I was invited to speak about my journey to the Year 11 girls in one of her schools but I knew I couldn’t just go in once and walk away. This is exactly what these young people are used to – people being parachuted in and then leaving again – so I offered to go in for 8 consecutive weeks, and deliver a range of workshops on enterprise and employability, as well as self-esteem, confidence, and other related skills.

I started with one school, and three girls, and then moved on to work with two girls in another school, and finally an education centre in a hospital, for young people with serious mental health.

We started from a place of understanding that life isn’t fair, and we’re not all equal; and that the quicker you can accept that, the quicker you’ll succeed. We shared stories, worries, and concerns; the girls told me about things that had happened to them that no person should ever experience, let alone an innocent child, and between us all we resolved to ensure that these things didn’t impinge on them moving forwards. I told them that they may have been involved in bad situations but that didn’t make them a bad person, and that life held all that they wished for if they wanted to reach for it. We looked at employability skills, improved interview and presentation skills, spoke to recruiters, and networked.

The impact that the sessions had on the girls in those few weeks was extraordinary.
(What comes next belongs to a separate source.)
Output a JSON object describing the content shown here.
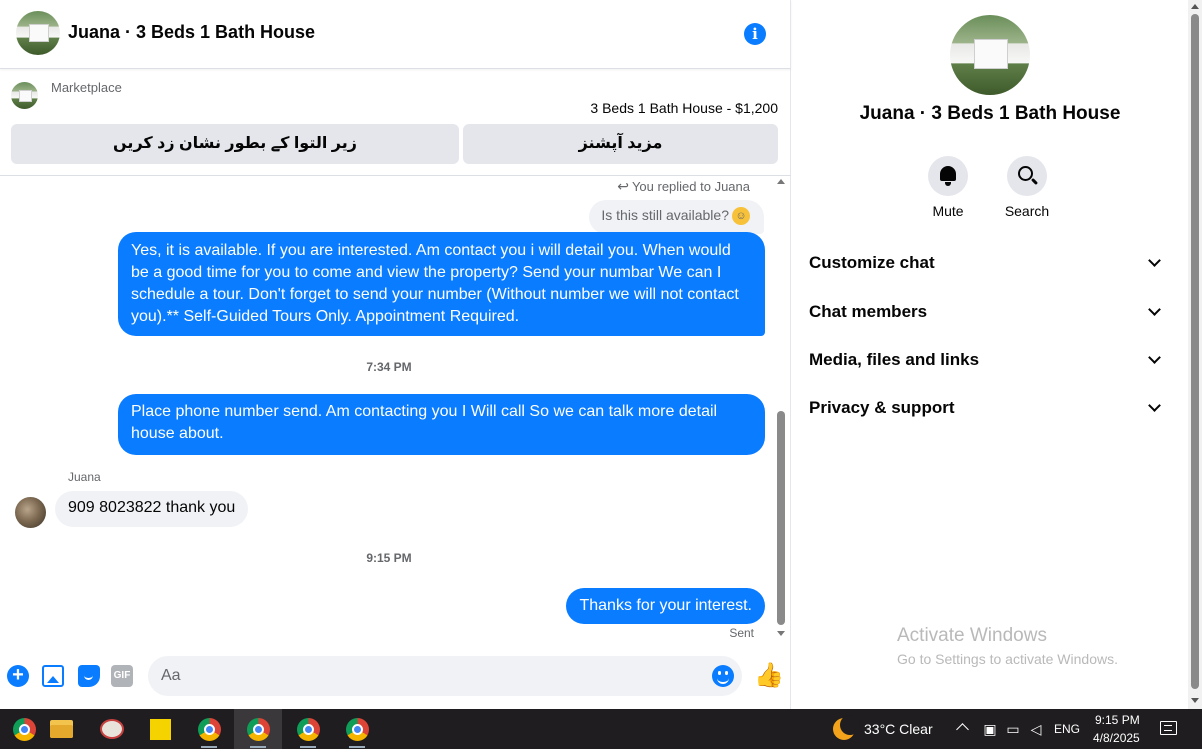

Their confidence rocketed, one of the girls completely changed her friendship group to those who were supportive rather than negative, one took herself – voluntarily – to drug and alcohol counselling, and one went off for an interview without telling us (and got the job!). All of the girls are going to college in September, and they all have a mentor – a woman who is investing a couple of hours a month for the next two years of her life in these wonderful girls, to help them develop and grow into the extraordinary young women that we can all see but they are still finding.

The teachers were astonished. One jokingly demanded to know what I had done with the girls she gave me, these were definitely not them. The girls? They told me that I’d just talked to them in a different way, in a way that they’d never been spoken to before. That I didn’t judge, didn’t assume and only wanted to listen.

One told me I’d saved her…

I saw the impact, I saw the smiles, and I witnessed the changes – and was determined to carry on with the programme to reach as many girls as I could. I’m delighted, and humbled therefore, that the pilot This Is Me programme is now a three year programme – one year in school, and two years with a mentor – and that we already have 16 schools signed up for September (PRU and mainstream), with a further 11 signing this week, and more in the wings. We’ll be working in 4 counties, and more schools are contacting me every day to get on board. I’ve set a target of reaching 100 girls next year (we’ll smash that), and within 5 years we’ll be in every school in the UK.

Of course, to do that, I need more mentors. More women who would like to give something back to help young women who’ve experienced more in their short lives than anyone should in 10 lifetimes. More women who would like to support, share with, and encourage vibrant and vital teenagers who just need a helping hand to navigate leaving school, starting college, and then going into work, university, or whatever else they might like to do. More women who see the potential in these wonderful girls, and want to bring it out.

I’d be so very grateful if you could please share this with anyone who you think might be interested; we are growing at a rapid rate, and I need all the, suitable, mentors I can get. If you, or a friend/colleague, are interested in knowing more please click here.